Once you have identified some keywords, the next step is to find background information on your topic.
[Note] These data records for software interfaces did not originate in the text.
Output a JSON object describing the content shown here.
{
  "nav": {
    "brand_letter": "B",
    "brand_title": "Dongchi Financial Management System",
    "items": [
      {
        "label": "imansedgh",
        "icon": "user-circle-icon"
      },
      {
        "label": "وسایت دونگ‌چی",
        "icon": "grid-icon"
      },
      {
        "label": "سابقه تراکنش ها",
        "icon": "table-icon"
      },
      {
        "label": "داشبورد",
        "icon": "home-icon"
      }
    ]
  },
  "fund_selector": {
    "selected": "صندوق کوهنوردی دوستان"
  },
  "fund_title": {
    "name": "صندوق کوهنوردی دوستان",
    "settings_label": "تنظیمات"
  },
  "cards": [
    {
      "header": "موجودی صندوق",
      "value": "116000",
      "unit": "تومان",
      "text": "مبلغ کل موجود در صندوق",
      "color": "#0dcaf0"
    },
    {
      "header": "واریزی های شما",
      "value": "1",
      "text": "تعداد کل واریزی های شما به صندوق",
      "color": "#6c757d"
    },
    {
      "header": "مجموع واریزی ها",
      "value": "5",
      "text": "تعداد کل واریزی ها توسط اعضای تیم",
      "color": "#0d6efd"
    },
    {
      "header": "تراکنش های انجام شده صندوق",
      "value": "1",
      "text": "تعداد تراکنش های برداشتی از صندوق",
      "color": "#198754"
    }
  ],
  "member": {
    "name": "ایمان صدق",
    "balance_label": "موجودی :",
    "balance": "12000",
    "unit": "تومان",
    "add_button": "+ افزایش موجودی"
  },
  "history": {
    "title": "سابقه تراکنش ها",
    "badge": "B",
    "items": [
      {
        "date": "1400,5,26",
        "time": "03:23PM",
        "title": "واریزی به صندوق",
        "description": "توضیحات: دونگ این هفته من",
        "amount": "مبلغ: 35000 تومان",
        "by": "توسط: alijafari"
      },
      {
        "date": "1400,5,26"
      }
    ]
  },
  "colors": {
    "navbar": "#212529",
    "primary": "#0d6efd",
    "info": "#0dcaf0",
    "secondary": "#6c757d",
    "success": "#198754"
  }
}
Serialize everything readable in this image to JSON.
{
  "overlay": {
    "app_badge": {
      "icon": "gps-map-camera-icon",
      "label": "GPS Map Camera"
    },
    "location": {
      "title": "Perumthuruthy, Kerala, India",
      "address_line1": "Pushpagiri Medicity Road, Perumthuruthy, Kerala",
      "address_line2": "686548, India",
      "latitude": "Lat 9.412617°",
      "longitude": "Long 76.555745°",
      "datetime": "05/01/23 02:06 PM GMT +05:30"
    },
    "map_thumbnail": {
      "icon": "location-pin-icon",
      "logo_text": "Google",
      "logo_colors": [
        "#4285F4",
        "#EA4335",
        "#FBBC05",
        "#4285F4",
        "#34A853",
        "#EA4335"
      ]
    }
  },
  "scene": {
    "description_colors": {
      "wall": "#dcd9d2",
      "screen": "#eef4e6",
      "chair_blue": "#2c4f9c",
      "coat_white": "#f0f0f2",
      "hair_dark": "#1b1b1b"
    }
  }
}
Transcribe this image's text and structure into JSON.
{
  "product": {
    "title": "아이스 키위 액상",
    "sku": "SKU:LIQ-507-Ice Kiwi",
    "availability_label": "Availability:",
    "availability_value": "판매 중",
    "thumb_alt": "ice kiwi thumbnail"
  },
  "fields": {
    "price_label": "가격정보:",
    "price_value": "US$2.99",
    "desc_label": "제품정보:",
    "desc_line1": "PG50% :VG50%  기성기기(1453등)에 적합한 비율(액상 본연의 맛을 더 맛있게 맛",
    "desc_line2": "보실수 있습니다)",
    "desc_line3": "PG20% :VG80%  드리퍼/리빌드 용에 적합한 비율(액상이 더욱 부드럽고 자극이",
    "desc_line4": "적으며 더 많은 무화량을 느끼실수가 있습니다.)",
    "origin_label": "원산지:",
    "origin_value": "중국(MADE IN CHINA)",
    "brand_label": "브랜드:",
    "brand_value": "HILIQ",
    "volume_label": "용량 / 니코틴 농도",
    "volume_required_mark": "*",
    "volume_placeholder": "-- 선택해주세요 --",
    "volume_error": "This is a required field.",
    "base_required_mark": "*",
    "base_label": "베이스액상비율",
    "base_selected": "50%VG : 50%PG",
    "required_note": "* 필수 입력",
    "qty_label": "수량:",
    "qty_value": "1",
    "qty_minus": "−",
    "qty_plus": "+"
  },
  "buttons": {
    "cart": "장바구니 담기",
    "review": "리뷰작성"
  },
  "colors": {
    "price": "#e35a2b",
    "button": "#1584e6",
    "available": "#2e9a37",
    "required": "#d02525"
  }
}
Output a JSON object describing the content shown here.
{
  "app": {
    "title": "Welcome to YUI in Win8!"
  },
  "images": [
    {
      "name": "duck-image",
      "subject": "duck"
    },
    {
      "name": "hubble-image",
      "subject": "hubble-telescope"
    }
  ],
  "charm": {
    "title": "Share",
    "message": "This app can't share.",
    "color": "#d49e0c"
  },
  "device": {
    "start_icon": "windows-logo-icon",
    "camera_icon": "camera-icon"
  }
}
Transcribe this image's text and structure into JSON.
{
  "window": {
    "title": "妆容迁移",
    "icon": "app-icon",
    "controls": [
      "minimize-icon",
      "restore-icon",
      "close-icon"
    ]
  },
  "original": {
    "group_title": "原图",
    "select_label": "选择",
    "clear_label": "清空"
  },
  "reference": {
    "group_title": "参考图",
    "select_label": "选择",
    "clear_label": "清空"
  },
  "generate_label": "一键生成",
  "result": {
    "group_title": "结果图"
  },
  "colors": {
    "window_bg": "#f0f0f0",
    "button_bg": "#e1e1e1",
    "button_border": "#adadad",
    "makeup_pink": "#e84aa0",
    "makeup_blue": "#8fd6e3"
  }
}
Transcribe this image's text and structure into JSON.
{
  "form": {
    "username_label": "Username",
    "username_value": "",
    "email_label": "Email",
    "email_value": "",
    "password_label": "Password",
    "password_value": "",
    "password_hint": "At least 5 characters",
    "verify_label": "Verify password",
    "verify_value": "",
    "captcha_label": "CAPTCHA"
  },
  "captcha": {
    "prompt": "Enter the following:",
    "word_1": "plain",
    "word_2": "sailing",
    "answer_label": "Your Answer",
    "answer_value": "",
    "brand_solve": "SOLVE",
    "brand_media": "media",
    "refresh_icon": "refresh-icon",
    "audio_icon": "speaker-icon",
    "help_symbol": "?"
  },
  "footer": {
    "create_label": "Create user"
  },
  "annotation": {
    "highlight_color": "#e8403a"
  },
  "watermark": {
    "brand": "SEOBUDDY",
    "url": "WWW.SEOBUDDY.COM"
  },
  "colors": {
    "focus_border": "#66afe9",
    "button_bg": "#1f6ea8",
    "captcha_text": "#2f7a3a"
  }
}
Background research:

  • Provides a good overview of the topic if you are unfamiliar with it.
  • Helps identify important facts -- terminology, dates, events, history, organizations, etc.
  • Can help refine your topic.
  • Leads to bibliographies which provide additional sources of information.

Sources of Background Information

Background information can be found in:

  • textbooks
  • dictionaries
  • general encyclopedias
  • subject-specific encyclopedias 
  • article databases

Use the sources listed on the Academy of Art Library's subject guides.




Picking your Topic is Research

Concept Mapping

What is a Concept Map?

A concept map is a good way to begin the research process.
It can:
  • help you to graphically represent and organize ideas.
  • show how those ideas are related to each other.
  • help you translate your ideas into a manageable topic.
  • generate questions to focus on in your research.

Example: Compare and contrast two works of art

What do or don't I know about the two works of art?

I know:

  • I know they are from two different period styles.
  • I know where and when the work was created.
  • I know who the artists were for each work and some biographical information about them.
  • I know that the work that was produced later has a direct reference to the earlier work.
  • I know what type of composition, perspective and colors are used to create the work.
  • I know what type of work it is. (religious, historical, allegorical, still life, portrait, landscape, etc.)

I don't know:

  • what criteria I will use to compare and contrast the works of art.
  • why these particular works are considered significant in the art periods they represent.
  • what elements or images repeat and what do these patterns mean. 
  • the political, societal, and religious context in which the art works were produced

Research Questions

  • What are the visual elements, symbolism, and/or iconography in each work of art?
  • How do the formal/visual elements convey theme, mood or meaning?
  • What is the subject matter or story of each work?
  • What is the function of each piece? 
  • Were the artists who created these works primary or secondary artists in the art period they worked in?
  • What political, societal, or religious situation or figure do the works represent?